[Available data Boundary: Start]

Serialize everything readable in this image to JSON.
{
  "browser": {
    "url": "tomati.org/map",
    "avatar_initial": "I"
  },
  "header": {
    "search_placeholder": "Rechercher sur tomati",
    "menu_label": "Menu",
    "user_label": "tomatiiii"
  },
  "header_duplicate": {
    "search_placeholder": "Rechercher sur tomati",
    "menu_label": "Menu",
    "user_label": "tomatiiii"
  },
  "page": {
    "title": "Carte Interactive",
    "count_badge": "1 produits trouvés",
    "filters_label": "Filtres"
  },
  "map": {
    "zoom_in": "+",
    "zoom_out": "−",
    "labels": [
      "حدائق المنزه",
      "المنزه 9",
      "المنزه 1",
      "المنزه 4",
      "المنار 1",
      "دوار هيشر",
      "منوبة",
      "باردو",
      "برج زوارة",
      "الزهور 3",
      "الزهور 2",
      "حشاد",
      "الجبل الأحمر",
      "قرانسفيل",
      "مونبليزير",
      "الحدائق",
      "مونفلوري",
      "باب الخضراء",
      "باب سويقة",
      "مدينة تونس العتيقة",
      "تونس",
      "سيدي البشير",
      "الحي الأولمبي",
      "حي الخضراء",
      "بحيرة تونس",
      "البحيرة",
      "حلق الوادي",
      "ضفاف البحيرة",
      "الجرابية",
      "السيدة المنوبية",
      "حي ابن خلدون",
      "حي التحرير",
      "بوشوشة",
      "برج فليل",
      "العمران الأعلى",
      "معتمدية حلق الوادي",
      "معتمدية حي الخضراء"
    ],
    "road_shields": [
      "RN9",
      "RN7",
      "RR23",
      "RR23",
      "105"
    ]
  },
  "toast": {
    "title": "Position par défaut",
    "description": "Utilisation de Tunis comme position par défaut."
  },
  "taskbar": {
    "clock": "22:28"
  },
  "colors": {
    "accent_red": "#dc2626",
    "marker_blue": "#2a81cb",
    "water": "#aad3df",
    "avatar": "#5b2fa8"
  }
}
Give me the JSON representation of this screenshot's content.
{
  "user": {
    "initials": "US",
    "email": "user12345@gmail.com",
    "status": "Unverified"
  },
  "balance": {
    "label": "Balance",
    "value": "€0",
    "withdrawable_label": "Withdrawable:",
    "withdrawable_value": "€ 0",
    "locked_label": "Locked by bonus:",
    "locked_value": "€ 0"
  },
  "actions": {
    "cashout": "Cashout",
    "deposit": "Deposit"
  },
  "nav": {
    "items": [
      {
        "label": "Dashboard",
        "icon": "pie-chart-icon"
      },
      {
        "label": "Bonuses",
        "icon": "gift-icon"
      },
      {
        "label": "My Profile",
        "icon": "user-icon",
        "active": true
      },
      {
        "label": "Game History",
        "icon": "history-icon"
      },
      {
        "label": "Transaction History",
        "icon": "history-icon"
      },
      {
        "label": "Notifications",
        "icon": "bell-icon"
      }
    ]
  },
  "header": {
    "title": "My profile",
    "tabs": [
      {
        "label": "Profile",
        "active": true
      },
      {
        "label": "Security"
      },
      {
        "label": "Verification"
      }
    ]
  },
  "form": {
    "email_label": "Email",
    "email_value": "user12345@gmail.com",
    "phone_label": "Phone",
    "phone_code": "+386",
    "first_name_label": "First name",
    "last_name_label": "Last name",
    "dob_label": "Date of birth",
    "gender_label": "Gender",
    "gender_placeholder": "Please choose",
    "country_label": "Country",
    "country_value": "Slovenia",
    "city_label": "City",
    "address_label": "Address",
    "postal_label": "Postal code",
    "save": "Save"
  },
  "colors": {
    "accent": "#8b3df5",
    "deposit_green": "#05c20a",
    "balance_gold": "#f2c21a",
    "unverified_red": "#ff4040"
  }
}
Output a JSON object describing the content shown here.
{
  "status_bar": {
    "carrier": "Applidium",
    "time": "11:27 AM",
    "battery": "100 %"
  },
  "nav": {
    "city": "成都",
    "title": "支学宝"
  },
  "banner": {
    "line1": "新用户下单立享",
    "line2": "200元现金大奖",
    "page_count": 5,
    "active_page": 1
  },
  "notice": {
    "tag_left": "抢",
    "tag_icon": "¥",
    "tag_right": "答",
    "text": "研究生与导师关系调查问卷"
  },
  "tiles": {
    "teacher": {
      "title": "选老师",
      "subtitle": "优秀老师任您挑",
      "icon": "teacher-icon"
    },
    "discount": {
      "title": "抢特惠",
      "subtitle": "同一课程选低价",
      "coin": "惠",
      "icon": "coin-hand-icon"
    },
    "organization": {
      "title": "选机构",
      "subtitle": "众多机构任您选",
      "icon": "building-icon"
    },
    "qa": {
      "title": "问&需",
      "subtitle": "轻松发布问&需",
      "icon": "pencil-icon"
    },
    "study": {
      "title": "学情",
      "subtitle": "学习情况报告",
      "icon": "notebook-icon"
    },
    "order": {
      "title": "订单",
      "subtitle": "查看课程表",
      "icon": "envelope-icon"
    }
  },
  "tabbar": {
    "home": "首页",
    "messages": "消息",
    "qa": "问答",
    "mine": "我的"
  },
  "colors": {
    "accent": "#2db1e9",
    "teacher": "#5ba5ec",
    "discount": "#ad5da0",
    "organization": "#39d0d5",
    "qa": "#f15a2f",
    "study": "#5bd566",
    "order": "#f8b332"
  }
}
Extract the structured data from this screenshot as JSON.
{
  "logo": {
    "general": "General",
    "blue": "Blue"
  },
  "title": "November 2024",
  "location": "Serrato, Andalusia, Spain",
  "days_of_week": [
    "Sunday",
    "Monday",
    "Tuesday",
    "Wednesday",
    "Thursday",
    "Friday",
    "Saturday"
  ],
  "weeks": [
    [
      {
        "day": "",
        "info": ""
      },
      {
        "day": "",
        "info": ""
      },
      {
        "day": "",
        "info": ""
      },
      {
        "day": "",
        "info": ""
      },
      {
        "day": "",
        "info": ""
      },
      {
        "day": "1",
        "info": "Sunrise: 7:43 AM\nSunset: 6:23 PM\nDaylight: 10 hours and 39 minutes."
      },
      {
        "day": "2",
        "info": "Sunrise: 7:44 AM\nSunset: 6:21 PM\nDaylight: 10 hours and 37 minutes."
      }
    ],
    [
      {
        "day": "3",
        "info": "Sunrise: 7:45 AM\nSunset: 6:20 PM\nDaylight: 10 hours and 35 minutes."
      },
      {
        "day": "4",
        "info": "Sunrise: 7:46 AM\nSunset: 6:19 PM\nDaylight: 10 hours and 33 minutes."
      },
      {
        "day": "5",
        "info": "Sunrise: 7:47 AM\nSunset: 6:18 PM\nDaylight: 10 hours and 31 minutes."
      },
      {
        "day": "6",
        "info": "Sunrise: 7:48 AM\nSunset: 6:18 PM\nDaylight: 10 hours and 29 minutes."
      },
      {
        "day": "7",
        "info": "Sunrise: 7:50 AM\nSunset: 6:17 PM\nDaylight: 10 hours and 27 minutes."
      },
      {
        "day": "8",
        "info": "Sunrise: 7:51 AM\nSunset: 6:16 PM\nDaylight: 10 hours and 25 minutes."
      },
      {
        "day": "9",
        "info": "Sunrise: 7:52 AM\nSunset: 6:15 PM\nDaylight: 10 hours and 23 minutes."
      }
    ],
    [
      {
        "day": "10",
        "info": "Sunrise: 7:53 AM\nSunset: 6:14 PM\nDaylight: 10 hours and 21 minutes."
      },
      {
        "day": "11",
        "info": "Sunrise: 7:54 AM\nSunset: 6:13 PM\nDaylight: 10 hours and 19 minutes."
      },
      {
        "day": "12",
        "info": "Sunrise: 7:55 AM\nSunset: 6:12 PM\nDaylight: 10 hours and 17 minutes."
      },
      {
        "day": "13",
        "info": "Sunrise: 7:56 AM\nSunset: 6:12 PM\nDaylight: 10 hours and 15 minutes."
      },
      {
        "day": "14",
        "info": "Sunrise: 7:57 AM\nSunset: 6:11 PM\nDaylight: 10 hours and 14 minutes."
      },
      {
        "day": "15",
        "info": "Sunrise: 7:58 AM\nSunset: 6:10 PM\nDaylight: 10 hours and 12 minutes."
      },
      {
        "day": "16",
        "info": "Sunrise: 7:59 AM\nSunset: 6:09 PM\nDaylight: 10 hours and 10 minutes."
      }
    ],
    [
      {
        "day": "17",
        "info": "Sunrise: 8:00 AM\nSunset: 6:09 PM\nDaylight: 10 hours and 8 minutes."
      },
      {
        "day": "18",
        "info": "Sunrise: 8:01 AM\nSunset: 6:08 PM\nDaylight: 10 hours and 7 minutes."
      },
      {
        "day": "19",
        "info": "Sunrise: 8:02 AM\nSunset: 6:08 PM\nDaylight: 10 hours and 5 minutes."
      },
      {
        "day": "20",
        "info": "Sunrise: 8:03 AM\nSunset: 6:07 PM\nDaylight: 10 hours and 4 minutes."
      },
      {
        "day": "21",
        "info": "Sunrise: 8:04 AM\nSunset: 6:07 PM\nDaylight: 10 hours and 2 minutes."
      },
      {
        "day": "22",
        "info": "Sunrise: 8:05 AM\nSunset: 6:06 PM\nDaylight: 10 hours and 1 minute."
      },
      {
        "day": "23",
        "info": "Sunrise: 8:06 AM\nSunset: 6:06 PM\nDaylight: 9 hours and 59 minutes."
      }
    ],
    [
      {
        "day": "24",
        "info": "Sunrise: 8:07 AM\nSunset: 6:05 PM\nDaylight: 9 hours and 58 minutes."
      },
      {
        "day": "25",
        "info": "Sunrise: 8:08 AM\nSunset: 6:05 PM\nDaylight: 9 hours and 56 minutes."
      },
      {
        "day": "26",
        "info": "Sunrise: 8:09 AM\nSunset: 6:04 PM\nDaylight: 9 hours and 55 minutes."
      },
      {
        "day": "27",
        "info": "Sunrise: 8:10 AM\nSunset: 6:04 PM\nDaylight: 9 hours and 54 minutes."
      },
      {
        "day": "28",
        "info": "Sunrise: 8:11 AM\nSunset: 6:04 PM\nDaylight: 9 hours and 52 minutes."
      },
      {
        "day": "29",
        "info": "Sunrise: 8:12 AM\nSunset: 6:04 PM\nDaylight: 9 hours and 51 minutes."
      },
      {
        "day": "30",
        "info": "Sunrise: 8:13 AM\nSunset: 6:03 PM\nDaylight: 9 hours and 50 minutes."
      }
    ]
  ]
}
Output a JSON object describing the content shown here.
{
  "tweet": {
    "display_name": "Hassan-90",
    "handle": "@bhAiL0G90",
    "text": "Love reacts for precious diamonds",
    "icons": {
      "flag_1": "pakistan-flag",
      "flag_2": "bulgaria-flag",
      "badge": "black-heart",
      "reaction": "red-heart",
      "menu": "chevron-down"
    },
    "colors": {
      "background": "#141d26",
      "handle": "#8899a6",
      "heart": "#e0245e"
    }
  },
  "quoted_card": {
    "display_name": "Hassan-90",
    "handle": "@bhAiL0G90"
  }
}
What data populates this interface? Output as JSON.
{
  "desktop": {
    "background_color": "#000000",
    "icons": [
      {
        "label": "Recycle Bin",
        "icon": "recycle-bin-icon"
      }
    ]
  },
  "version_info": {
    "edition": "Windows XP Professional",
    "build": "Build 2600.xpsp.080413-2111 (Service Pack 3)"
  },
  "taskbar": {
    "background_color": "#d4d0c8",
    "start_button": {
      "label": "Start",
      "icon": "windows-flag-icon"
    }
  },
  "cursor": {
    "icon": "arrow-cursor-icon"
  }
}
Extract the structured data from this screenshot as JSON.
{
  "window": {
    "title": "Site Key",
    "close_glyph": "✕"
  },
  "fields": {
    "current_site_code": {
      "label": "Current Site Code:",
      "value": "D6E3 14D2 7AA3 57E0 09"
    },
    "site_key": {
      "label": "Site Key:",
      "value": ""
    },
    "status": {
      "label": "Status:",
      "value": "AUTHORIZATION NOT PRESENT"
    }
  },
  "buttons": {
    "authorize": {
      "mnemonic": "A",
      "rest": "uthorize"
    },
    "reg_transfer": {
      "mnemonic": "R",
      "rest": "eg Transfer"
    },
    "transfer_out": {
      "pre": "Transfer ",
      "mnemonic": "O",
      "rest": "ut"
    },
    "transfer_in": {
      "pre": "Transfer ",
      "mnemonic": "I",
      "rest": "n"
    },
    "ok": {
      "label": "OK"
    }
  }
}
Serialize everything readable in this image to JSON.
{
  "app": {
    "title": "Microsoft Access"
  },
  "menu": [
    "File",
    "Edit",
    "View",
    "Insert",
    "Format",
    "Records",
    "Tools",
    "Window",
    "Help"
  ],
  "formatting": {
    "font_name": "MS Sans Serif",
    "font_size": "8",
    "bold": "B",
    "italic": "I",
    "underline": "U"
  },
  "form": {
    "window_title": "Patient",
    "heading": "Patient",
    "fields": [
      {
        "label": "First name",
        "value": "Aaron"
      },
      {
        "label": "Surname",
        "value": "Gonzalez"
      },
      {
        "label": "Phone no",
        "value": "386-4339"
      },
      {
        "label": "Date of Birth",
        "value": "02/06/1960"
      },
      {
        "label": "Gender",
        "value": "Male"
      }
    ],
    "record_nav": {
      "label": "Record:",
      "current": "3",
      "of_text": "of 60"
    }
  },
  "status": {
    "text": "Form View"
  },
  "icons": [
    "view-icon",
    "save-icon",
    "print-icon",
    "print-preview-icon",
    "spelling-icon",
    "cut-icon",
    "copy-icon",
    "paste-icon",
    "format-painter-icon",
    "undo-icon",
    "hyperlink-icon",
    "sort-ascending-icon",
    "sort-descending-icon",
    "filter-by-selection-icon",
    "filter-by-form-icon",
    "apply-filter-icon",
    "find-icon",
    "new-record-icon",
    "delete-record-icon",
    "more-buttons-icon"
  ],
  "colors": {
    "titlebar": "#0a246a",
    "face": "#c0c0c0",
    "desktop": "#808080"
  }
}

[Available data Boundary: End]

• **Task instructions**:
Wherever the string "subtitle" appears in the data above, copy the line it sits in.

• **Response to the task**:
      "subtitle": "优秀老师任您挑",
      "subtitle": "同一课程选低价",
      "subtitle": "众多机构任您选",
      "subtitle": "轻松发布问&需",
      "subtitle": "学习情况报告",
      "subtitle": "查看课程表",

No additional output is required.